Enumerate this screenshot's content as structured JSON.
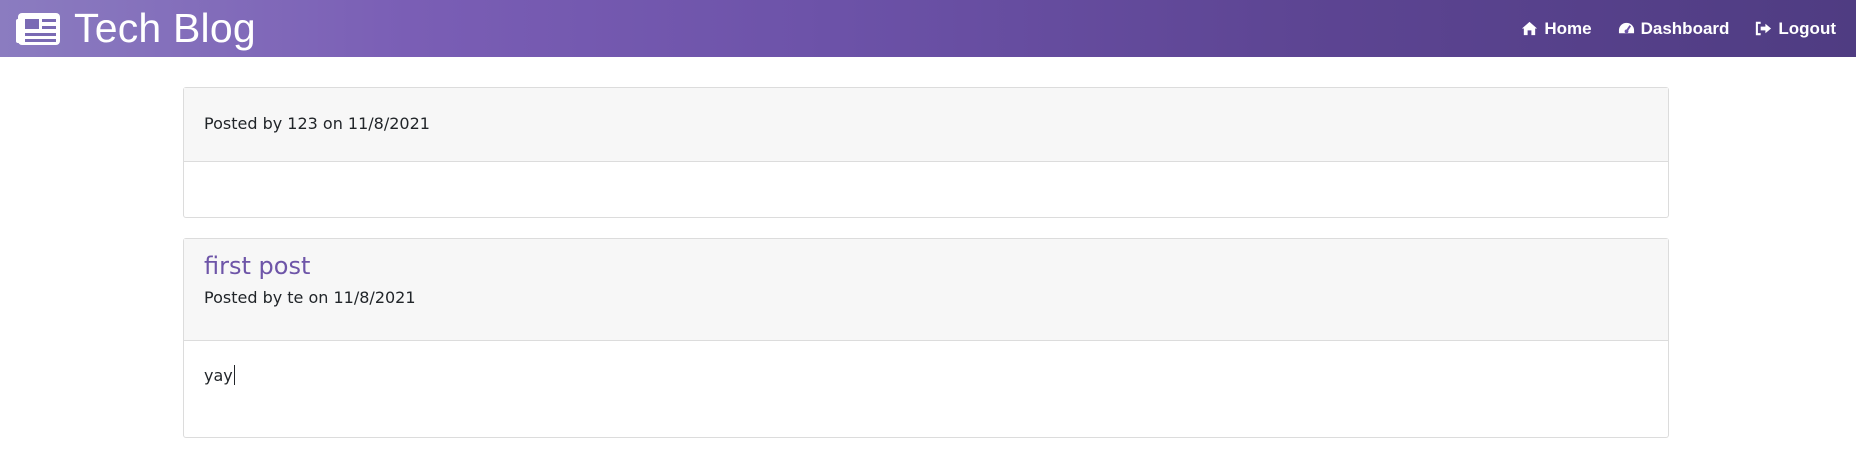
{
  "brand": {
    "title": "Tech Blog",
    "icon": "newspaper-icon"
  },
  "nav": {
    "home_label": "Home",
    "home_icon": "home-icon",
    "dashboard_label": "Dashboard",
    "dashboard_icon": "dashboard-icon",
    "logout_label": "Logout",
    "logout_icon": "sign-out-icon"
  },
  "posts": [
    {
      "title": "",
      "meta": "Posted by 123 on 11/8/2021",
      "body": ""
    },
    {
      "title": "first post",
      "meta": "Posted by te on 11/8/2021",
      "body": "yay"
    }
  ],
  "colors": {
    "navbar_gradient_start": "#8b7cc0",
    "navbar_gradient_end": "#4f3c82",
    "post_title": "#6e55a8",
    "card_header_bg": "#f7f7f7"
  }
}
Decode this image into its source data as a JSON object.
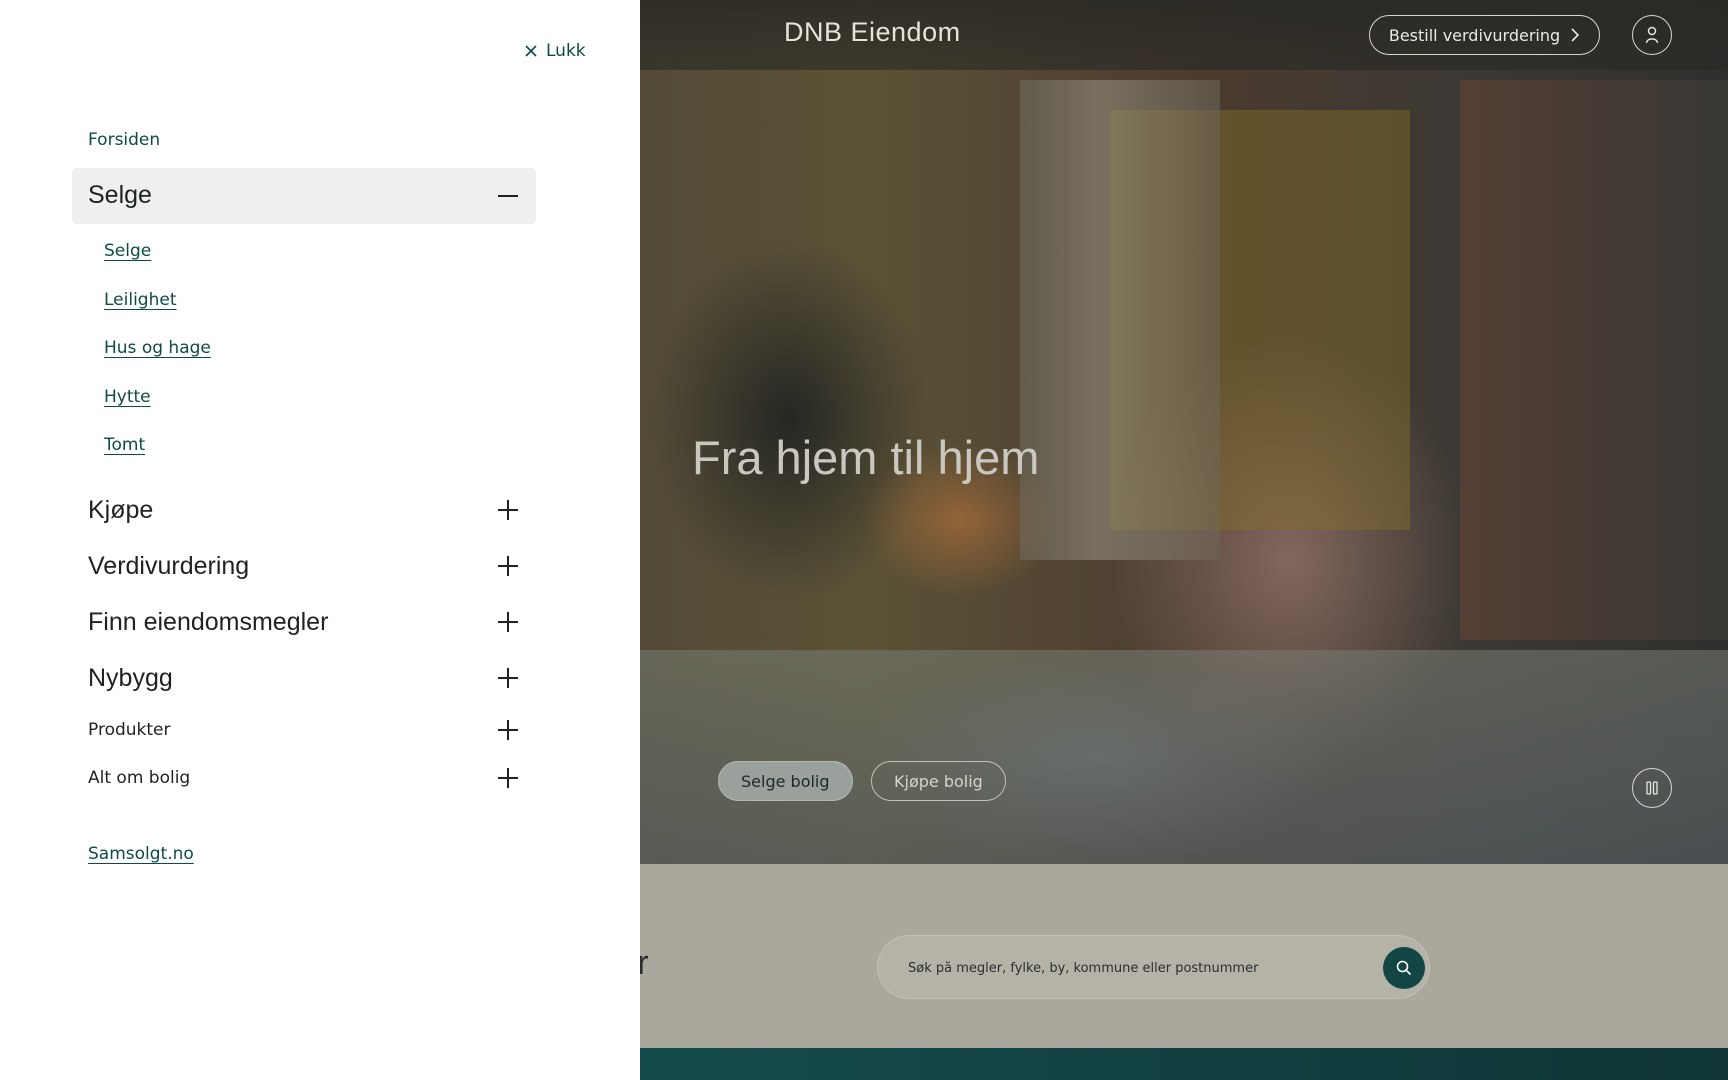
{
  "header": {
    "logo": "DNB Eiendom",
    "order_valuation": "Bestill verdivurdering"
  },
  "hero": {
    "title": "Fra hjem til hjem",
    "sell_button": "Selge bolig",
    "buy_button": "Kjøpe bolig"
  },
  "office_section": {
    "title_fragment": "ntor",
    "search_placeholder": "Søk på megler, fylke, by, kommune eller postnummer"
  },
  "drawer": {
    "close_label": "Lukk",
    "home_link": "Forsiden",
    "sections": [
      {
        "label": "Selge",
        "expanded": true
      },
      {
        "label": "Kjøpe",
        "expanded": false
      },
      {
        "label": "Verdivurdering",
        "expanded": false
      },
      {
        "label": "Finn eiendomsmegler",
        "expanded": false
      },
      {
        "label": "Nybygg",
        "expanded": false
      },
      {
        "label": "Produkter",
        "expanded": false
      },
      {
        "label": "Alt om bolig",
        "expanded": false
      }
    ],
    "selge_sub_links": [
      "Selge",
      "Leilighet",
      "Hus og hage",
      "Hytte",
      "Tomt"
    ],
    "external_link": "Samsolgt.no"
  },
  "colors": {
    "brand_teal": "#0d4a48",
    "search_button": "#124644",
    "accordion_open_bg": "#efeff2"
  },
  "icons": {
    "close": "close-icon",
    "collapse": "minus-icon",
    "expand": "plus-icon",
    "profile": "user-icon",
    "pause": "pause-icon",
    "search": "search-icon",
    "chevron": "chevron-right-icon"
  }
}
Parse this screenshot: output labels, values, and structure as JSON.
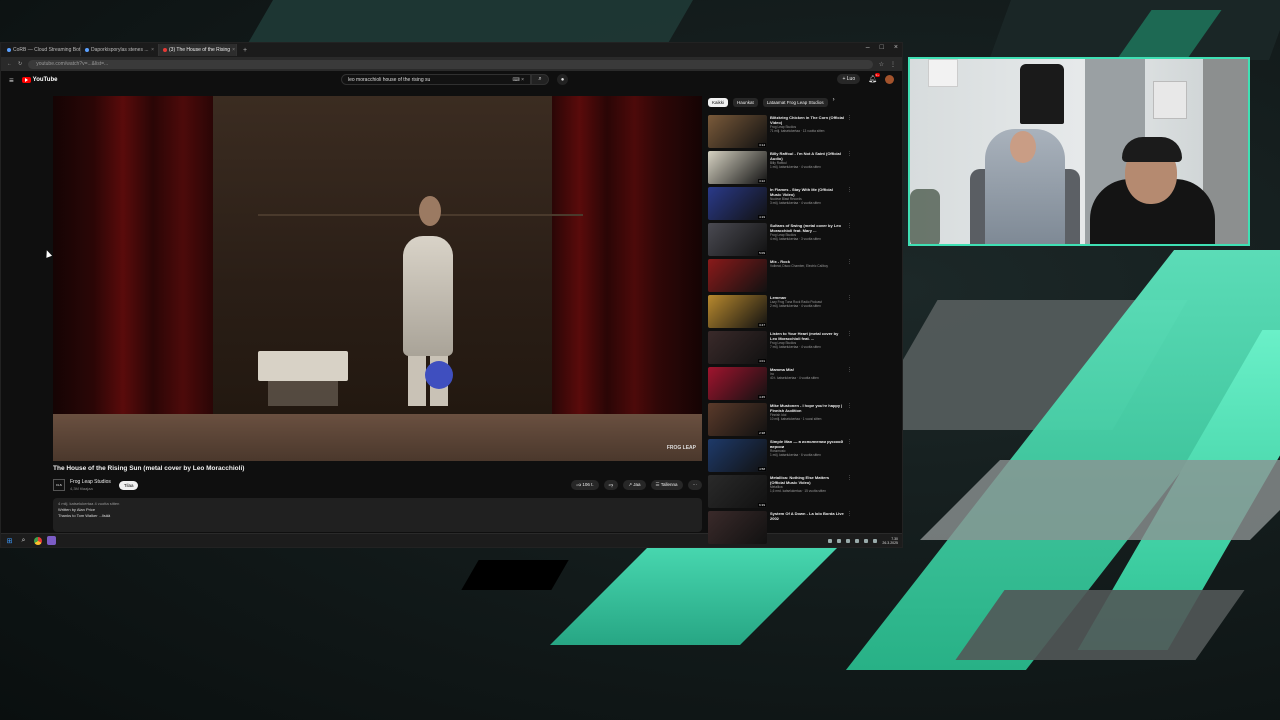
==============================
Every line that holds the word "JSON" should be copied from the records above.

Enumerate this screenshot's content as structured JSON.
Decode this image into its source data as a JSON object.
Parse this screenshot: output labels, values, and structure as JSON.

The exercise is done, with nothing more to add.